#### Supplied records:
Segment Open

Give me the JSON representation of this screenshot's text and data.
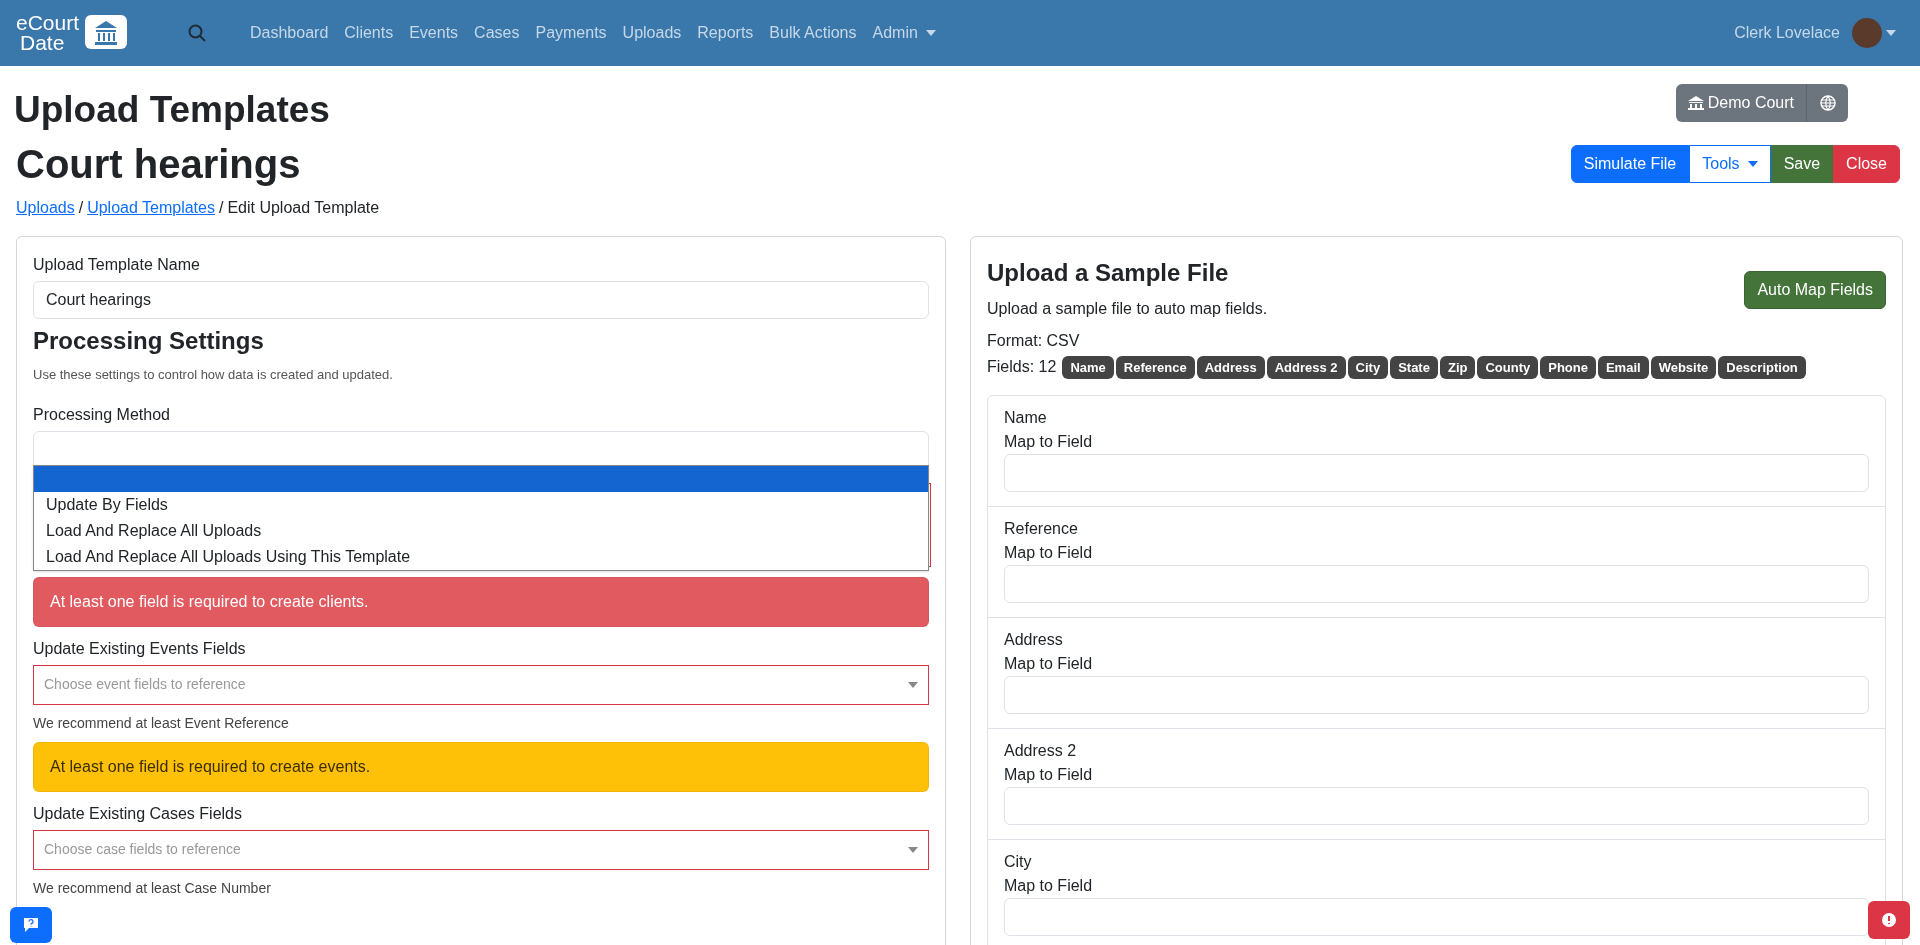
{
  "navbar": {
    "logo": {
      "line1": "eCourt",
      "line2": "Date"
    },
    "links": [
      {
        "label": "Dashboard",
        "dropdown": false
      },
      {
        "label": "Clients",
        "dropdown": false
      },
      {
        "label": "Events",
        "dropdown": false
      },
      {
        "label": "Cases",
        "dropdown": false
      },
      {
        "label": "Payments",
        "dropdown": false
      },
      {
        "label": "Uploads",
        "dropdown": false
      },
      {
        "label": "Reports",
        "dropdown": false
      },
      {
        "label": "Bulk Actions",
        "dropdown": false
      },
      {
        "label": "Admin",
        "dropdown": true
      }
    ],
    "user": "Clerk Lovelace"
  },
  "page_title": "Upload Templates",
  "court_buttons": {
    "court": "Demo Court"
  },
  "template_title": "Court hearings",
  "actions": [
    {
      "label": "Simulate File",
      "kind": "primary"
    },
    {
      "label": "Tools",
      "kind": "outline"
    },
    {
      "label": "Save",
      "kind": "success"
    },
    {
      "label": "Close",
      "kind": "danger"
    }
  ],
  "breadcrumb_separator": "/",
  "breadcrumb": [
    {
      "label": "Uploads",
      "link": true
    },
    {
      "label": "Upload Templates",
      "link": true
    },
    {
      "label": "Edit Upload Template",
      "link": false
    }
  ],
  "settings": {
    "name_label": "Upload Template Name",
    "name_value": "Court hearings",
    "heading": "Processing Settings",
    "description": "Use these settings to control how data is created and updated.",
    "method_label": "Processing Method",
    "method_options": [
      {
        "selected": true
      },
      {
        "label": "Update By Fields",
        "selected": false
      },
      {
        "label": "Load And Replace All Uploads",
        "selected": false
      },
      {
        "label": "Load And Replace All Uploads Using This Template",
        "selected": false
      }
    ],
    "sections": [
      {
        "kind": "alert",
        "color": "#e05a60",
        "text": "At least one field is required to create clients."
      },
      {
        "kind": "select",
        "label": "Update Existing Events Fields",
        "placeholder": "Choose event fields to reference",
        "hint": "We recommend at least Event Reference"
      },
      {
        "kind": "alert",
        "color": "#ffc107",
        "text": "At least one field is required to create events."
      },
      {
        "kind": "select",
        "label": "Update Existing Cases Fields",
        "placeholder": "Choose case fields to reference",
        "hint": "We recommend at least Case Number"
      }
    ]
  },
  "sample": {
    "heading": "Upload a Sample File",
    "description": "Upload a sample file to auto map fields.",
    "button": "Auto Map Fields",
    "format": "Format: CSV",
    "fields_label": "Fields: 12",
    "fields": [
      "Name",
      "Reference",
      "Address",
      "Address 2",
      "City",
      "State",
      "Zip",
      "County",
      "Phone",
      "Email",
      "Website",
      "Description"
    ],
    "mappings": [
      {
        "name": "Name",
        "label": "Map to Field"
      },
      {
        "name": "Reference",
        "label": "Map to Field"
      },
      {
        "name": "Address",
        "label": "Map to Field"
      },
      {
        "name": "Address 2",
        "label": "Map to Field"
      },
      {
        "name": "City",
        "label": "Map to Field"
      }
    ]
  }
}
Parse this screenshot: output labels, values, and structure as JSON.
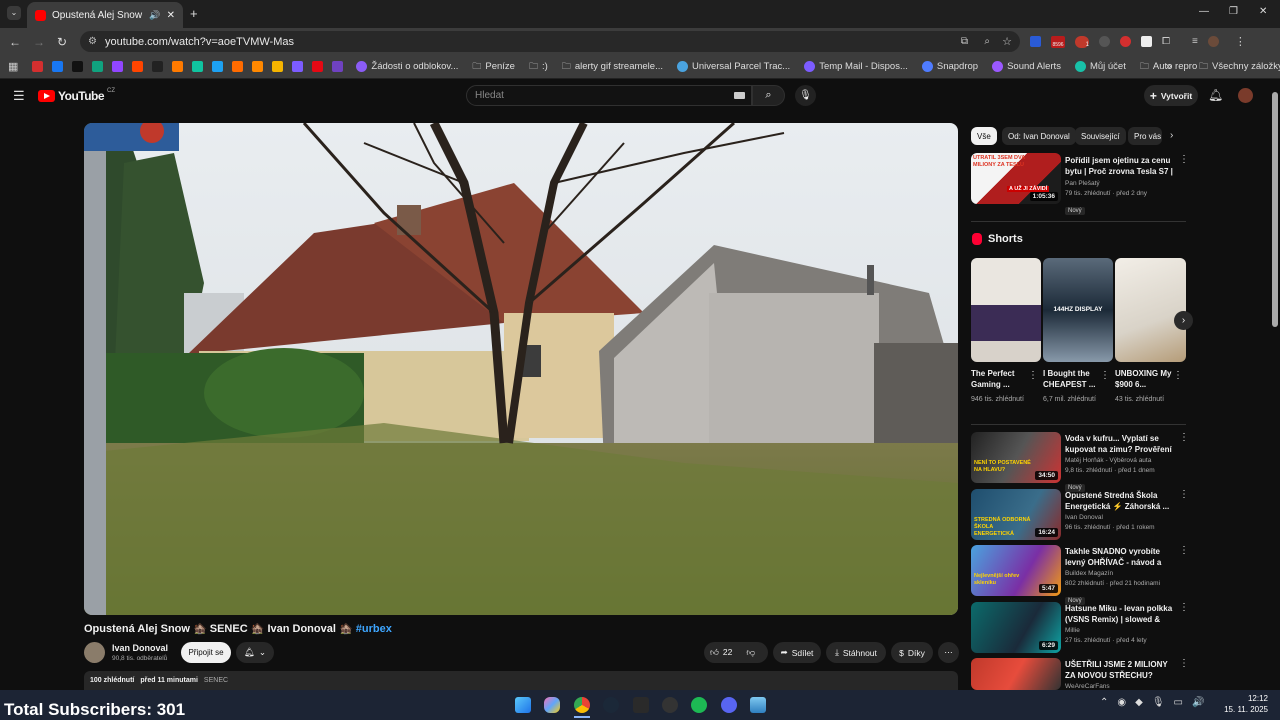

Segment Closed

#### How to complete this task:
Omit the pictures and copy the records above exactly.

#### Problem solution:
Give me the JSON representation of this screenshot's text and data.
{
  "navbar": {
    "logo": {
      "line1": "eCourt",
      "line2": "Date"
    },
    "links": [
      {
        "label": "Dashboard",
        "dropdown": false
      },
      {
        "label": "Clients",
        "dropdown": false
      },
      {
        "label": "Events",
        "dropdown": false
      },
      {
        "label": "Cases",
        "dropdown": false
      },
      {
        "label": "Payments",
        "dropdown": false
      },
      {
        "label": "Uploads",
        "dropdown": false
      },
      {
        "label": "Reports",
        "dropdown": false
      },
      {
        "label": "Bulk Actions",
        "dropdown": false
      },
      {
        "label": "Admin",
        "dropdown": true
      }
    ],
    "user": "Clerk Lovelace"
  },
  "page_title": "Upload Templates",
  "court_buttons": {
    "court": "Demo Court"
  },
  "template_title": "Court hearings",
  "actions": [
    {
      "label": "Simulate File",
      "kind": "primary"
    },
    {
      "label": "Tools",
      "kind": "outline"
    },
    {
      "label": "Save",
      "kind": "success"
    },
    {
      "label": "Close",
      "kind": "danger"
    }
  ],
  "breadcrumb_separator": "/",
  "breadcrumb": [
    {
      "label": "Uploads",
      "link": true
    },
    {
      "label": "Upload Templates",
      "link": true
    },
    {
      "label": "Edit Upload Template",
      "link": false
    }
  ],
  "settings": {
    "name_label": "Upload Template Name",
    "name_value": "Court hearings",
    "heading": "Processing Settings",
    "description": "Use these settings to control how data is created and updated.",
    "method_label": "Processing Method",
    "method_options": [
      {
        "selected": true
      },
      {
        "label": "Update By Fields",
        "selected": false
      },
      {
        "label": "Load And Replace All Uploads",
        "selected": false
      },
      {
        "label": "Load And Replace All Uploads Using This Template",
        "selected": false
      }
    ],
    "sections": [
      {
        "kind": "alert",
        "color": "#e05a60",
        "text": "At least one field is required to create clients."
      },
      {
        "kind": "select",
        "label": "Update Existing Events Fields",
        "placeholder": "Choose event fields to reference",
        "hint": "We recommend at least Event Reference"
      },
      {
        "kind": "alert",
        "color": "#ffc107",
        "text": "At least one field is required to create events."
      },
      {
        "kind": "select",
        "label": "Update Existing Cases Fields",
        "placeholder": "Choose case fields to reference",
        "hint": "We recommend at least Case Number"
      }
    ]
  },
  "sample": {
    "heading": "Upload a Sample File",
    "description": "Upload a sample file to auto map fields.",
    "button": "Auto Map Fields",
    "format": "Format: CSV",
    "fields_label": "Fields: 12",
    "fields": [
      "Name",
      "Reference",
      "Address",
      "Address 2",
      "City",
      "State",
      "Zip",
      "County",
      "Phone",
      "Email",
      "Website",
      "Description"
    ],
    "mappings": [
      {
        "name": "Name",
        "label": "Map to Field"
      },
      {
        "name": "Reference",
        "label": "Map to Field"
      },
      {
        "name": "Address",
        "label": "Map to Field"
      },
      {
        "name": "Address 2",
        "label": "Map to Field"
      },
      {
        "name": "City",
        "label": "Map to Field"
      }
    ]
  }
}
Parse this screenshot: output labels, values, and structure as JSON.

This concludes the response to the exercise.